**Your objective:** Within the listing below, how many lines hold the string "title"? Only the number is wanted.

**Material provided:**
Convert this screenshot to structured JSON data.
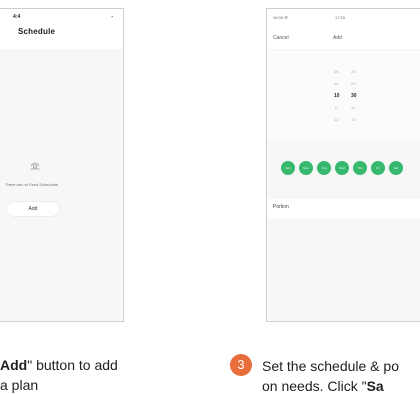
{
  "left_screen": {
    "status_left": "4:4",
    "status_right": "-",
    "title": "Schedule",
    "empty_text": "There are no Feed Schedules",
    "add_button_label": "Add"
  },
  "right_screen": {
    "status_left": "10:09 ☰",
    "status_mid": "17:33",
    "cancel_label": "Cancel",
    "add_label": "Add",
    "picker_rows": [
      {
        "h": "08",
        "m": "28",
        "selected": false
      },
      {
        "h": "09",
        "m": "29",
        "selected": false
      },
      {
        "h": "10",
        "m": "30",
        "selected": true
      },
      {
        "h": "11",
        "m": "31",
        "selected": false
      },
      {
        "h": "12",
        "m": "32",
        "selected": false
      }
    ],
    "days": [
      "Sun",
      "Mon",
      "Tue",
      "Wed",
      "Thu",
      "Fri",
      "Sat"
    ],
    "day_color": "#36b96f",
    "portion_label": "Portion"
  },
  "captions": {
    "left_line1_bold": "Add",
    "left_line1_rest": "\" button to add",
    "left_line2": "a plan",
    "right_line1": "Set the schedule & po",
    "right_line2_pre": "on needs. Click \"",
    "right_line2_bold": "Sa"
  },
  "step": {
    "number": "3",
    "color": "#e76d3b"
  }
}
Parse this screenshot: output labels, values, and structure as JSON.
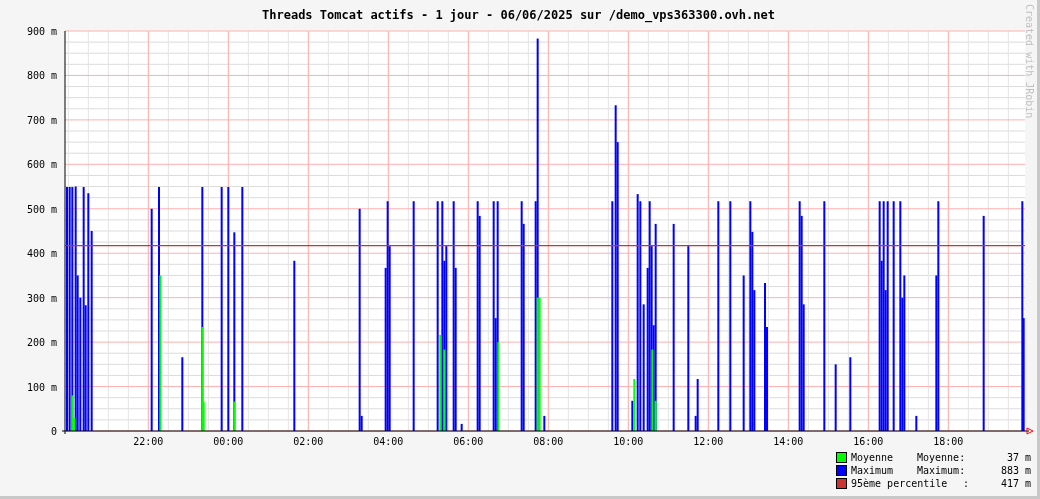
{
  "title": "Threads Tomcat actifs - 1 jour - 06/06/2025 sur /demo_vps363300.ovh.net",
  "side_text": "Created with JRobin",
  "chart": {
    "chart_data": {
      "type": "bar",
      "grid": true,
      "xlim": [
        "2025-06-05T19:55",
        "2025-06-06T19:55"
      ],
      "ylim": [
        0,
        900
      ],
      "xticks": [
        {
          "value": "2025-06-05T22:00",
          "label": "22:00"
        },
        {
          "value": "2025-06-06T00:00",
          "label": "00:00"
        },
        {
          "value": "2025-06-06T02:00",
          "label": "02:00"
        },
        {
          "value": "2025-06-06T04:00",
          "label": "04:00"
        },
        {
          "value": "2025-06-06T06:00",
          "label": "06:00"
        },
        {
          "value": "2025-06-06T08:00",
          "label": "08:00"
        },
        {
          "value": "2025-06-06T10:00",
          "label": "10:00"
        },
        {
          "value": "2025-06-06T12:00",
          "label": "12:00"
        },
        {
          "value": "2025-06-06T14:00",
          "label": "14:00"
        },
        {
          "value": "2025-06-06T16:00",
          "label": "16:00"
        },
        {
          "value": "2025-06-06T18:00",
          "label": "18:00"
        }
      ],
      "yticks": [
        {
          "value": 0,
          "label": "0"
        },
        {
          "value": 100,
          "label": "100 m"
        },
        {
          "value": 200,
          "label": "200 m"
        },
        {
          "value": 300,
          "label": "300 m"
        },
        {
          "value": 400,
          "label": "400 m"
        },
        {
          "value": 500,
          "label": "500 m"
        },
        {
          "value": 600,
          "label": "600 m"
        },
        {
          "value": 700,
          "label": "700 m"
        },
        {
          "value": 800,
          "label": "800 m"
        },
        {
          "value": 900,
          "label": "900 m"
        }
      ],
      "series": [
        {
          "name": "Moyenne",
          "color": "#00ff00",
          "x": [
            "2025-06-05T20:06",
            "2025-06-05T20:09",
            "2025-06-05T22:18",
            "2025-06-05T23:21",
            "2025-06-05T23:23",
            "2025-06-06T00:09",
            "2025-06-06T05:18",
            "2025-06-06T05:24",
            "2025-06-06T06:45",
            "2025-06-06T07:44",
            "2025-06-06T07:47",
            "2025-06-06T10:09",
            "2025-06-06T10:36",
            "2025-06-06T10:41"
          ],
          "values": [
            80,
            30,
            350,
            234,
            66,
            66,
            216,
            183,
            200,
            300,
            300,
            117,
            183,
            68
          ]
        },
        {
          "name": "Maximum",
          "color": "#0000ff",
          "x": [
            "2025-06-05T19:58",
            "2025-06-05T20:02",
            "2025-06-05T20:06",
            "2025-06-05T20:11",
            "2025-06-05T20:14",
            "2025-06-05T20:18",
            "2025-06-05T20:23",
            "2025-06-05T20:26",
            "2025-06-05T20:30",
            "2025-06-05T20:35",
            "2025-06-05T22:05",
            "2025-06-05T22:16",
            "2025-06-05T22:51",
            "2025-06-05T23:21",
            "2025-06-05T23:50",
            "2025-06-06T00:00",
            "2025-06-06T00:09",
            "2025-06-06T00:21",
            "2025-06-06T01:39",
            "2025-06-06T03:17",
            "2025-06-06T03:20",
            "2025-06-06T03:56",
            "2025-06-06T03:59",
            "2025-06-06T04:02",
            "2025-06-06T04:38",
            "2025-06-06T05:14",
            "2025-06-06T05:21",
            "2025-06-06T05:24",
            "2025-06-06T05:27",
            "2025-06-06T05:38",
            "2025-06-06T05:41",
            "2025-06-06T05:50",
            "2025-06-06T06:14",
            "2025-06-06T06:17",
            "2025-06-06T06:38",
            "2025-06-06T06:41",
            "2025-06-06T06:44",
            "2025-06-06T07:20",
            "2025-06-06T07:23",
            "2025-06-06T07:41",
            "2025-06-06T07:44",
            "2025-06-06T07:54",
            "2025-06-06T09:36",
            "2025-06-06T09:41",
            "2025-06-06T09:44",
            "2025-06-06T10:06",
            "2025-06-06T10:14",
            "2025-06-06T10:18",
            "2025-06-06T10:23",
            "2025-06-06T10:29",
            "2025-06-06T10:32",
            "2025-06-06T10:35",
            "2025-06-06T10:38",
            "2025-06-06T10:41",
            "2025-06-06T11:08",
            "2025-06-06T11:30",
            "2025-06-06T11:41",
            "2025-06-06T11:44",
            "2025-06-06T12:15",
            "2025-06-06T12:33",
            "2025-06-06T12:53",
            "2025-06-06T13:03",
            "2025-06-06T13:06",
            "2025-06-06T13:09",
            "2025-06-06T13:25",
            "2025-06-06T13:28",
            "2025-06-06T14:17",
            "2025-06-06T14:20",
            "2025-06-06T14:23",
            "2025-06-06T14:54",
            "2025-06-06T15:11",
            "2025-06-06T15:33",
            "2025-06-06T16:17",
            "2025-06-06T16:20",
            "2025-06-06T16:23",
            "2025-06-06T16:26",
            "2025-06-06T16:29",
            "2025-06-06T16:38",
            "2025-06-06T16:48",
            "2025-06-06T16:51",
            "2025-06-06T16:54",
            "2025-06-06T17:12",
            "2025-06-06T17:42",
            "2025-06-06T17:45",
            "2025-06-06T18:53",
            "2025-06-06T19:51",
            "2025-06-06T19:53"
          ],
          "values": [
            549,
            549,
            549,
            550,
            350,
            300,
            549,
            283,
            535,
            450,
            500,
            549,
            166,
            549,
            549,
            549,
            447,
            549,
            383,
            500,
            34,
            367,
            517,
            416,
            517,
            517,
            517,
            383,
            416,
            517,
            367,
            16,
            517,
            484,
            517,
            254,
            517,
            517,
            466,
            517,
            883,
            34,
            517,
            733,
            650,
            68,
            533,
            517,
            285,
            367,
            517,
            416,
            238,
            466,
            466,
            416,
            34,
            117,
            517,
            517,
            350,
            517,
            448,
            317,
            333,
            234,
            517,
            484,
            285,
            517,
            150,
            166,
            517,
            383,
            517,
            317,
            517,
            517,
            517,
            300,
            350,
            34,
            350,
            517,
            484,
            517,
            254
          ]
        }
      ],
      "ref_lines": [
        {
          "axis": "y",
          "value": 417,
          "label": "95ème percentile",
          "color": "#cc3333"
        }
      ]
    }
  },
  "legend": [
    {
      "label": "Moyenne:",
      "value": "37 m"
    },
    {
      "label": "Maximum:",
      "value": "883 m"
    },
    {
      "label": ":",
      "value": "417 m"
    }
  ]
}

**Answer box:** 2